Exercise aim: Starting at the first line, copy the data below through to the end, exactly.

Stored data

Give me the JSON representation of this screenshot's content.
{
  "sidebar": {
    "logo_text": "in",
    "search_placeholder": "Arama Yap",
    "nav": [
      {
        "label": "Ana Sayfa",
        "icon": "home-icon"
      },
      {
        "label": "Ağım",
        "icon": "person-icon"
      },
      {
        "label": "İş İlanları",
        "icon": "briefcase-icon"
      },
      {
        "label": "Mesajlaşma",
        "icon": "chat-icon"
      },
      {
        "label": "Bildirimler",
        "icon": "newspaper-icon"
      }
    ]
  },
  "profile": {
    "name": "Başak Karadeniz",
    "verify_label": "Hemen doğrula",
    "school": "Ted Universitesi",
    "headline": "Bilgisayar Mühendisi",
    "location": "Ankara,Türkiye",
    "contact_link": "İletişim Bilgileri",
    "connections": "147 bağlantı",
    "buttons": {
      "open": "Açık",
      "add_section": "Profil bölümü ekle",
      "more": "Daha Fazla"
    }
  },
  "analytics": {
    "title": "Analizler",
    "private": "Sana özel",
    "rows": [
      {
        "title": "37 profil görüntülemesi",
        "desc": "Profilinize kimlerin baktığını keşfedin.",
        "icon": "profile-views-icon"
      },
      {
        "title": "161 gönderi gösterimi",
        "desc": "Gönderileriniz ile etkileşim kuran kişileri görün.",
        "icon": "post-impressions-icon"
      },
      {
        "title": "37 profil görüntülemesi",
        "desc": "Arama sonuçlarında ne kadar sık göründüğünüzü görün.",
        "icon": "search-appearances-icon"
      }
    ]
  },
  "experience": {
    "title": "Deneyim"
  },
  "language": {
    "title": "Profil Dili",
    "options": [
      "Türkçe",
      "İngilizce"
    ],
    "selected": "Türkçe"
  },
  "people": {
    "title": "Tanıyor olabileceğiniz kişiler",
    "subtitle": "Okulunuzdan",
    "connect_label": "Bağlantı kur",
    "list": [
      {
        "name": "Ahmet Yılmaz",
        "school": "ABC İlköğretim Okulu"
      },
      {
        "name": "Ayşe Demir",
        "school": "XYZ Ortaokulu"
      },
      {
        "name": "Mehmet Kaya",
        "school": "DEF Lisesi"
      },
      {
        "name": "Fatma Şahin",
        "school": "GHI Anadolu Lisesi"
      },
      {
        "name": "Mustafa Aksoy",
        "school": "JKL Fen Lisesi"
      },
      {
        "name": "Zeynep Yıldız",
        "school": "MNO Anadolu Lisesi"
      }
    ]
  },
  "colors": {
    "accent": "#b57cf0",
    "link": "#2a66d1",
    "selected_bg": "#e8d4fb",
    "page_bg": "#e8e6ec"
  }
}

Written response:
Give me the JSON representation of this screenshot's content.
{
  "sidebar": {
    "logo_text": "in",
    "search_placeholder": "Arama Yap",
    "nav": [
      {
        "label": "Ana Sayfa",
        "icon": "home-icon"
      },
      {
        "label": "Ağım",
        "icon": "person-icon"
      },
      {
        "label": "İş İlanları",
        "icon": "briefcase-icon"
      },
      {
        "label": "Mesajlaşma",
        "icon": "chat-icon"
      },
      {
        "label": "Bildirimler",
        "icon": "newspaper-icon"
      }
    ]
  },
  "profile": {
    "name": "Başak Karadeniz",
    "verify_label": "Hemen doğrula",
    "school": "Ted Universitesi",
    "headline": "Bilgisayar Mühendisi",
    "location": "Ankara,Türkiye",
    "contact_link": "İletişim Bilgileri",
    "connections": "147 bağlantı",
    "buttons": {
      "open": "Açık",
      "add_section": "Profil bölümü ekle",
      "more": "Daha Fazla"
    }
  },
  "analytics": {
    "title": "Analizler",
    "private": "Sana özel",
    "rows": [
      {
        "title": "37 profil görüntülemesi",
        "desc": "Profilinize kimlerin baktığını keşfedin.",
        "icon": "profile-views-icon"
      },
      {
        "title": "161 gönderi gösterimi",
        "desc": "Gönderileriniz ile etkileşim kuran kişileri görün.",
        "icon": "post-impressions-icon"
      },
      {
        "title": "37 profil görüntülemesi",
        "desc": "Arama sonuçlarında ne kadar sık göründüğünüzü görün.",
        "icon": "search-appearances-icon"
      }
    ]
  },
  "experience": {
    "title": "Deneyim"
  },
  "language": {
    "title": "Profil Dili",
    "options": [
      "Türkçe",
      "İngilizce"
    ],
    "selected": "Türkçe"
  },
  "people": {
    "title": "Tanıyor olabileceğiniz kişiler",
    "subtitle": "Okulunuzdan",
    "connect_label": "Bağlantı kur",
    "list": [
      {
        "name": "Ahmet Yılmaz",
        "school": "ABC İlköğretim Okulu"
      },
      {
        "name": "Ayşe Demir",
        "school": "XYZ Ortaokulu"
      },
      {
        "name": "Mehmet Kaya",
        "school": "DEF Lisesi"
      },
      {
        "name": "Fatma Şahin",
        "school": "GHI Anadolu Lisesi"
      },
      {
        "name": "Mustafa Aksoy",
        "school": "JKL Fen Lisesi"
      },
      {
        "name": "Zeynep Yıldız",
        "school": "MNO Anadolu Lisesi"
      }
    ]
  },
  "colors": {
    "accent": "#b57cf0",
    "link": "#2a66d1",
    "selected_bg": "#e8d4fb",
    "page_bg": "#e8e6ec"
  }
}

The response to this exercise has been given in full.